Revolution is inevitably followed by a period of chaos. Maybe that's why a highbrow New York Observer story about the evolution of Hollywood news media devolved into a glorious, shit-throwing media shitstorm.
John Koblin did his heroic best to explain What It All Means: The accelerating decline of Variety, the rise of celebrity Twitters; the enduring but increasingly preposterous hope of the Los Angeles Times, the swagger of self-made blog bigfoot Nikki Finke; the "clubby" world of pre-internet Tinseltown reporting, the ambitions of upstart blogger Sharon Waxm—
"Her site is getting no traffic and is inaccurate and boring..." Finke said.
OK, well, maybe we could get back to a constructive dialog about how the economic misfortunes of movie studios have maybe accelerated the decline of printed med...

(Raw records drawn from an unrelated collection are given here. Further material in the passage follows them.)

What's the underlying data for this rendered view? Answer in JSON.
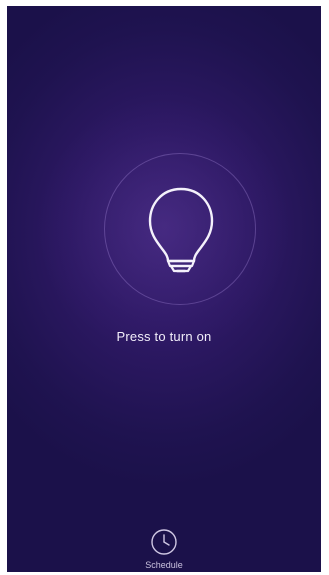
{
  "power": {
    "state_text": "Press to turn on",
    "icon": "lightbulb-icon"
  },
  "bottom_bar": {
    "schedule_label": "Schedule",
    "schedule_icon": "clock-icon"
  },
  "colors": {
    "background": "#2c1862",
    "accent_ring": "#aa8cdc",
    "text": "#f2eefa"
  }
}
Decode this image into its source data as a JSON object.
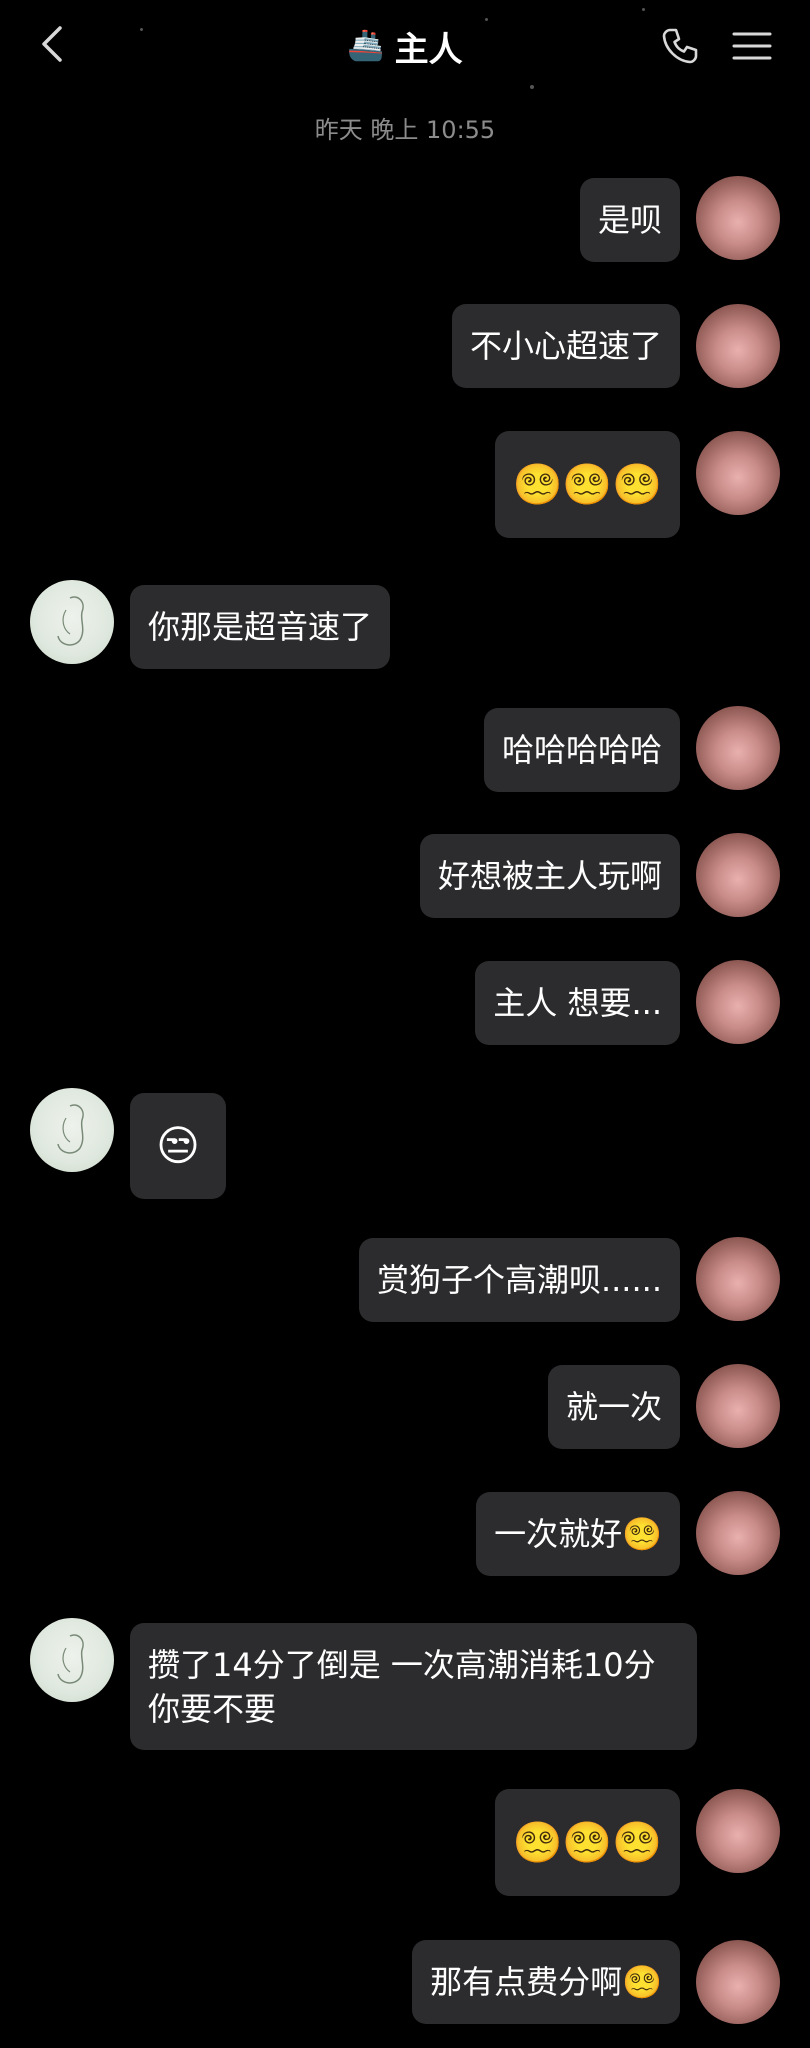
{
  "header": {
    "title": "主人",
    "title_icon": "🚢",
    "back_icon": "chevron-left-icon",
    "call_icon": "phone-icon",
    "menu_icon": "menu-icon"
  },
  "timestamp": "昨天 晚上 10:55",
  "colors": {
    "background": "#000000",
    "bubble": "#2c2c2e",
    "text": "#ffffff",
    "timestamp": "#8c8c8c"
  },
  "messages": [
    {
      "sender": "me",
      "text": "是呗"
    },
    {
      "sender": "me",
      "text": "不小心超速了"
    },
    {
      "sender": "me",
      "text": "😵‍💫😵‍💫😵‍💫"
    },
    {
      "sender": "other",
      "text": "你那是超音速了"
    },
    {
      "sender": "me",
      "text": "哈哈哈哈哈"
    },
    {
      "sender": "me",
      "text": "好想被主人玩啊"
    },
    {
      "sender": "me",
      "text": "主人 想要..."
    },
    {
      "sender": "other",
      "text": "😒"
    },
    {
      "sender": "me",
      "text": "赏狗子个高潮呗......"
    },
    {
      "sender": "me",
      "text": "就一次"
    },
    {
      "sender": "me",
      "text": "一次就好😵‍💫"
    },
    {
      "sender": "other",
      "text": "攒了14分了倒是 一次高潮消耗10分 你要不要"
    },
    {
      "sender": "me",
      "text": "😵‍💫😵‍💫😵‍💫"
    },
    {
      "sender": "me",
      "text": "那有点费分啊😵‍💫"
    }
  ]
}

[Variety's Brian] Lowry, in a blog post singling out [LA Times' Patrick] Goldstein, calls him lazy, petulant and a weak reporter. "Now you have this blog, ‘The Big Picture,' so I'm thrilled to see... you squeeze out more than 800 words a week," wrote Mr. Lowry.
Right. We'll skip right over the discussion of economic viability amid the decimation of advertising revenue in the print-to-online transition, then, and just ask if anyone else want to hurl some fecal m...
"The way [Finke] twists things and the way she always manages to bend the facts-and I put facts in quotes-is in a way that suits her..." Ms. Waxman... added. "People around Hollywood are terrified of her."
Alright, fine, bottom line: In case the example of New York wasn't clear enough, Los Angeles media also illustrate how technology and fragmentation are reviving the old tradition of feuding. As longtime Variety kingpin Peter Bart explains to Koblin, we're going back to the 1930s, when Louella Parsons competed ruthlessly with former friend Hedda Hopper to dominate Hollywood gossip. Everyone is at one another's throats.
No, the Waxman-Finke rivalry isn't exactly hot news, but the point is that more of these little squabbles are erupting all the time, if only because there are so many would-be media alpha dogs in this period of flux, before the inevitable consolidations and shakeouts that make life boring again.
Seeking a final bit of illumination on that, we excitedly emailed Koblin's piece to a media source who quickly replied, "I thought only Hollywood bloggers cared about feuds created entirely to bait traffic, but I totally forgot about the New York Observer!"
Then again, what did we expect? Welcome to the future. It's kinda bitchy!